are modified. This makes it possible to change major compaction
settings, for example, for a table while accumulo is running.
<p>Per-table configuration settings override system settings.
<p>See the possible configuration options and their default values <a href='config.html'>here</a>
<h3>Managing system resources</h3>
<p>It is very important how disk and memory usage are allocated across the cluster and how servers processes are allocated across the cluster.
<li> On larger clusters, run the namenode, secondary namenode, jobtracker, accumulo master, and zookeepers on dedicated nodes.
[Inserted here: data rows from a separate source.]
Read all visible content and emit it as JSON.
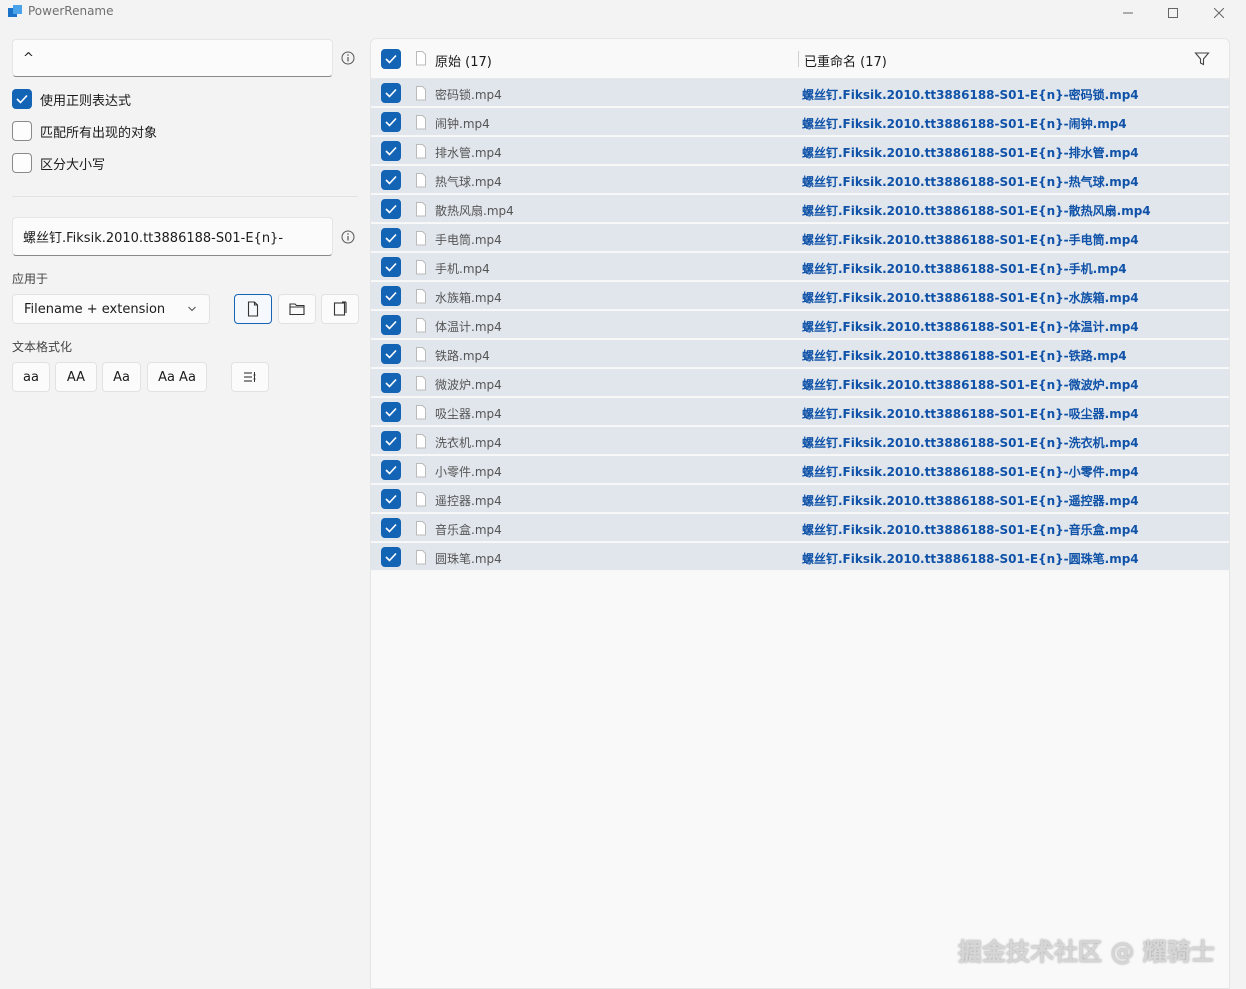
{
  "window": {
    "title": "PowerRename"
  },
  "search": {
    "value": "^"
  },
  "options": {
    "regex_label": "使用正则表达式",
    "regex_checked": true,
    "match_all_label": "匹配所有出现的对象",
    "match_all_checked": false,
    "case_label": "区分大小写",
    "case_checked": false
  },
  "replace": {
    "value": "螺丝钉.Fiksik.2010.tt3886188-S01-E{n}-"
  },
  "apply_to": {
    "label": "应用于",
    "selected": "Filename + extension",
    "buttons": [
      "file-icon",
      "folder-icon",
      "subfolder-icon"
    ]
  },
  "text_format": {
    "label": "文本格式化",
    "buttons": [
      "aa",
      "AA",
      "Aa",
      "Aa Aa"
    ]
  },
  "list": {
    "header_original": "原始 (17)",
    "header_renamed": "已重命名 (17)",
    "rows": [
      {
        "original": "密码锁.mp4",
        "renamed": "螺丝钉.Fiksik.2010.tt3886188-S01-E{n}-密码锁.mp4"
      },
      {
        "original": "闹钟.mp4",
        "renamed": "螺丝钉.Fiksik.2010.tt3886188-S01-E{n}-闹钟.mp4"
      },
      {
        "original": "排水管.mp4",
        "renamed": "螺丝钉.Fiksik.2010.tt3886188-S01-E{n}-排水管.mp4"
      },
      {
        "original": "热气球.mp4",
        "renamed": "螺丝钉.Fiksik.2010.tt3886188-S01-E{n}-热气球.mp4"
      },
      {
        "original": "散热风扇.mp4",
        "renamed": "螺丝钉.Fiksik.2010.tt3886188-S01-E{n}-散热风扇.mp4"
      },
      {
        "original": "手电筒.mp4",
        "renamed": "螺丝钉.Fiksik.2010.tt3886188-S01-E{n}-手电筒.mp4"
      },
      {
        "original": "手机.mp4",
        "renamed": "螺丝钉.Fiksik.2010.tt3886188-S01-E{n}-手机.mp4"
      },
      {
        "original": "水族箱.mp4",
        "renamed": "螺丝钉.Fiksik.2010.tt3886188-S01-E{n}-水族箱.mp4"
      },
      {
        "original": "体温计.mp4",
        "renamed": "螺丝钉.Fiksik.2010.tt3886188-S01-E{n}-体温计.mp4"
      },
      {
        "original": "铁路.mp4",
        "renamed": "螺丝钉.Fiksik.2010.tt3886188-S01-E{n}-铁路.mp4"
      },
      {
        "original": "微波炉.mp4",
        "renamed": "螺丝钉.Fiksik.2010.tt3886188-S01-E{n}-微波炉.mp4"
      },
      {
        "original": "吸尘器.mp4",
        "renamed": "螺丝钉.Fiksik.2010.tt3886188-S01-E{n}-吸尘器.mp4"
      },
      {
        "original": "洗衣机.mp4",
        "renamed": "螺丝钉.Fiksik.2010.tt3886188-S01-E{n}-洗衣机.mp4"
      },
      {
        "original": "小零件.mp4",
        "renamed": "螺丝钉.Fiksik.2010.tt3886188-S01-E{n}-小零件.mp4"
      },
      {
        "original": "遥控器.mp4",
        "renamed": "螺丝钉.Fiksik.2010.tt3886188-S01-E{n}-遥控器.mp4"
      },
      {
        "original": "音乐盒.mp4",
        "renamed": "螺丝钉.Fiksik.2010.tt3886188-S01-E{n}-音乐盒.mp4"
      },
      {
        "original": "圆珠笔.mp4",
        "renamed": "螺丝钉.Fiksik.2010.tt3886188-S01-E{n}-圆珠笔.mp4"
      }
    ]
  },
  "watermark": "掘金技术社区 @ 耀骑士",
  "colors": {
    "accent": "#1464b5",
    "row_bg": "#e1e6ed",
    "renamed_text": "#0f52a8"
  }
}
On a smaller cluster you may want to run all master processes on one node. When doing this ensure that the max total memory that could be used by all master processes does not exceed system memory. Swapping on your single master node would not be good.
<li> Accumulo 1.2 and earlier rely on zookeeper but do not use it heavily. On a large cluster setting up 3 or 5 zookeepers should be plenty. Since there is no performance gain when running more zookeepers, fault tolerance is the only benefit.
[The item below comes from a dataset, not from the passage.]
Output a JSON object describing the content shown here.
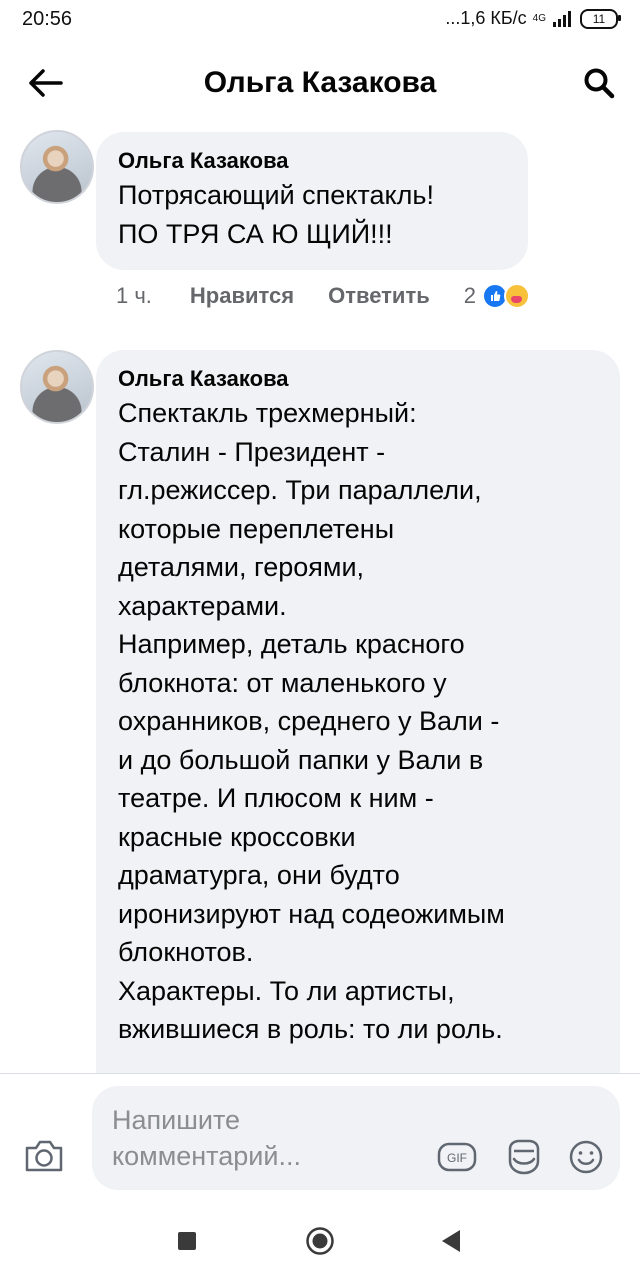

<li> On slave nodes ensure the memory used by all slave processes is less than system memory. For example the following slave node config could use up to 38G of RAM : tablet server 3G, logger 1G, data node 2G, up to 10 mappers each using 2G, and up 6 reducers each using 2G. If the slave nodes only have 32G, then using 38G will result in swapping which could cause tablet server to lose their lock in zookeeper and die. Even if swapping does not cause tablet servers to die, it will kill performance.
<li>Accumulo and map reduce will work with less memory, but it has an impact. Accumulo will minor compact more frequently when it has less map memory, resulting in more major compactions. The minor and major compactions both use CPU and HDFS I/O. The same goes for map reduce, the less memory you give it, the more it has to sort and spill. Try to minimize spilling and compactions as much as possible without causing swapping.
<li>Accumulo writes data to disk before it sorts it in memory. This allows data that was in memory when a tablet server crashes to be recovered. Each slave node needs a local directory to write this data to. Ensure the file system holding this directory has at least 100G free on all nodes. Also, if this directory is in a filesystem used by map reduce or hdfs they may effect each others performance.
<p>There are a few settings that determine how much memory accumulo tablet
servers use. In there is a setting called
ACCUMULO_TSERVER_OPTS. By default this is set to something like "-Xmx512m
-Xms512m". These are Java jvm options asking Java to use 512 megabytes of
memory. By default accumulo stores data written to it outside of the Java
memory space in order to avoid pauses caused by the Java garbage collector. The
amount of memory it uses for this data is determined by the accumulo setting
"tserver.memory.maps.max". Since this memory is outside of the Java managed
memory, the process can grow larger than the -Xmx setting. So if -Xmx is set
to 512M and tserver.memory.maps.max is set to 1G, a tablet server process can
be expected to use 1.5G. If tserver.memory.maps.native.enabled is set to
false, then accumulo will only use memory managed by Java and the process will
not use more than what -Xmx is set to. In this case the
tserver.memory.maps.max setting should be 75% of the -Xmx setting.
<p>The linux kernel will swap out memory of running programs to increase
the size of the disk buffers. This tendency to swap out is controlled by
a kernel setting called "swappiness." This behavior does not work well for
large java servers. When a java process runs a garbage collection, it touches
lots of pages forcing all swapped out pages back into memory. It is suggested
that swappiness be set to zero.
# sysctl -w vm.swappiness=0
# echo "vm.swappiness = 0" &gt;&gt; /etc/sysctl.conf
<h3>Zone reclaim mode</h3>
<p>Turn off zone reclaim mode. See this great article for all the
<a href="">
details on why.
# sysctl -w vm.zone_reclaim_mode=0
# echo "vm.zone_reclaim_mode = 0" &gt;&gt; /etc/sysctl.conf
<h3>Hadoop timeouts</h3>
<p>In order to detect failed datanodes, use shorter timeouts. Add the following to your
hdfs-site.xml file: